**PROBLEM DESCRIPTION**
Here is a block of records. Copy every line in it that includes "text".
┌────────
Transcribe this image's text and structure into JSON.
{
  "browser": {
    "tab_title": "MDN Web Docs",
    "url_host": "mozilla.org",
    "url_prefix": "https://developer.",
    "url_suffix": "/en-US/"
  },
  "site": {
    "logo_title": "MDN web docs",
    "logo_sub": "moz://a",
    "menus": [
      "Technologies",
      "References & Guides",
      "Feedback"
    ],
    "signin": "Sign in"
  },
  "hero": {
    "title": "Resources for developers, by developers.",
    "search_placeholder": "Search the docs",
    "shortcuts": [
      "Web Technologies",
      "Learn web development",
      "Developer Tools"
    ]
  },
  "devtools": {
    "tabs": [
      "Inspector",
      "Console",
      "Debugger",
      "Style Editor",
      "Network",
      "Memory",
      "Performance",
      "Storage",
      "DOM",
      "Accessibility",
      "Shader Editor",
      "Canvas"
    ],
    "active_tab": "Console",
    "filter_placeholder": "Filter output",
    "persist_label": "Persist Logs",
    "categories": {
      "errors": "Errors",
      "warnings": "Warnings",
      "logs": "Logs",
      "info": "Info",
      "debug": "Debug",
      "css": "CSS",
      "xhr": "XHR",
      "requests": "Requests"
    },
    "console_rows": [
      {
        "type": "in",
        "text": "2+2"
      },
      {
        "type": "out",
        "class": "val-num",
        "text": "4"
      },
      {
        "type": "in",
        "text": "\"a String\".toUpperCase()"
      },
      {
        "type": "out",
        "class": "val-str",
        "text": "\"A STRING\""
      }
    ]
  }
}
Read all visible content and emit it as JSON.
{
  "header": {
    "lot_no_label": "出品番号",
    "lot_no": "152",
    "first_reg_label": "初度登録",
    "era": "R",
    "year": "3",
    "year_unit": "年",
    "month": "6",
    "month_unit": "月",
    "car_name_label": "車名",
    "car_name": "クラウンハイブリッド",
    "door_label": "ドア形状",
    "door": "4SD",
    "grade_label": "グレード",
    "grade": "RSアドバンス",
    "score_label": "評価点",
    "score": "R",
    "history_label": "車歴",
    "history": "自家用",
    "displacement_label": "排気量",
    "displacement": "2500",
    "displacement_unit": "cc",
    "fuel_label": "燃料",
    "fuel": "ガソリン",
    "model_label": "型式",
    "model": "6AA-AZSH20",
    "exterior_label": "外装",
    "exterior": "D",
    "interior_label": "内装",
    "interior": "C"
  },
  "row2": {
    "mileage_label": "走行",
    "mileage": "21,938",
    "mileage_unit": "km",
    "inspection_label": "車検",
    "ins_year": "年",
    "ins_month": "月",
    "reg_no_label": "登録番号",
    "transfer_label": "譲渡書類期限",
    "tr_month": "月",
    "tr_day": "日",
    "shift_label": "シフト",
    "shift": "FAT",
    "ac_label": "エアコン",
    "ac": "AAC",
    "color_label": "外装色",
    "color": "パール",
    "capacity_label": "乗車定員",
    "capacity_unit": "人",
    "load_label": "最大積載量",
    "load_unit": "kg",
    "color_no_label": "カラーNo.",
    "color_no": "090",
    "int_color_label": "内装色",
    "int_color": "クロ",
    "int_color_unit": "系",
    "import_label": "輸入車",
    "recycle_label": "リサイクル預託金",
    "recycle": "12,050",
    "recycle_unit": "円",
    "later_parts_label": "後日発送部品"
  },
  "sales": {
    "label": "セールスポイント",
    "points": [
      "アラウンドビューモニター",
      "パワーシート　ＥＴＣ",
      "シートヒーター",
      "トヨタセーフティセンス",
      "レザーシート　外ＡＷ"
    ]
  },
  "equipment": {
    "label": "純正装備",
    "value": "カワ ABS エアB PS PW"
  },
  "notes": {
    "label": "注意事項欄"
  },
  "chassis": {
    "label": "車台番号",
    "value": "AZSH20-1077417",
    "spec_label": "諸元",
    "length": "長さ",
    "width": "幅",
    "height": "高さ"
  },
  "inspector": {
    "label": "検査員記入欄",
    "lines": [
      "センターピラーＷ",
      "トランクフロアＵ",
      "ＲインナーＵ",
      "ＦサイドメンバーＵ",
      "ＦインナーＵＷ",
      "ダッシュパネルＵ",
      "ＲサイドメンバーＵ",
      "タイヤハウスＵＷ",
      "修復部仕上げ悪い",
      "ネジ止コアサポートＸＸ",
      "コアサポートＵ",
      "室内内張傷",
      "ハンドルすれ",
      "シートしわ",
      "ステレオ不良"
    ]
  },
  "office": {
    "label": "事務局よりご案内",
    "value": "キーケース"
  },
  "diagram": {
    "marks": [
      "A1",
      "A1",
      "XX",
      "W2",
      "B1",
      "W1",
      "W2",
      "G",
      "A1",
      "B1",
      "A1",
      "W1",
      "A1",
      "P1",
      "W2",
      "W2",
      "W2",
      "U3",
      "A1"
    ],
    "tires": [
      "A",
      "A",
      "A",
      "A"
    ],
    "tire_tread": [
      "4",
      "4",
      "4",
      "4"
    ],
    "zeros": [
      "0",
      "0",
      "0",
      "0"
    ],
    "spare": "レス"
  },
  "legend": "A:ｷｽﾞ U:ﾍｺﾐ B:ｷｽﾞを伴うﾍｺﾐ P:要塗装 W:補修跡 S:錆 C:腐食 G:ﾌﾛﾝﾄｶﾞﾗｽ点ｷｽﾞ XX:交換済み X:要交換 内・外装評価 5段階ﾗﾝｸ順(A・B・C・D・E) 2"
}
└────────
**ANSWER SECTION**
Transcribe this image's text and structure into JSON.
        "text": "2+2"
        "text": "4"
        "text": "\"a String\".toUpperCase()"
        "text": "\"A STRING\""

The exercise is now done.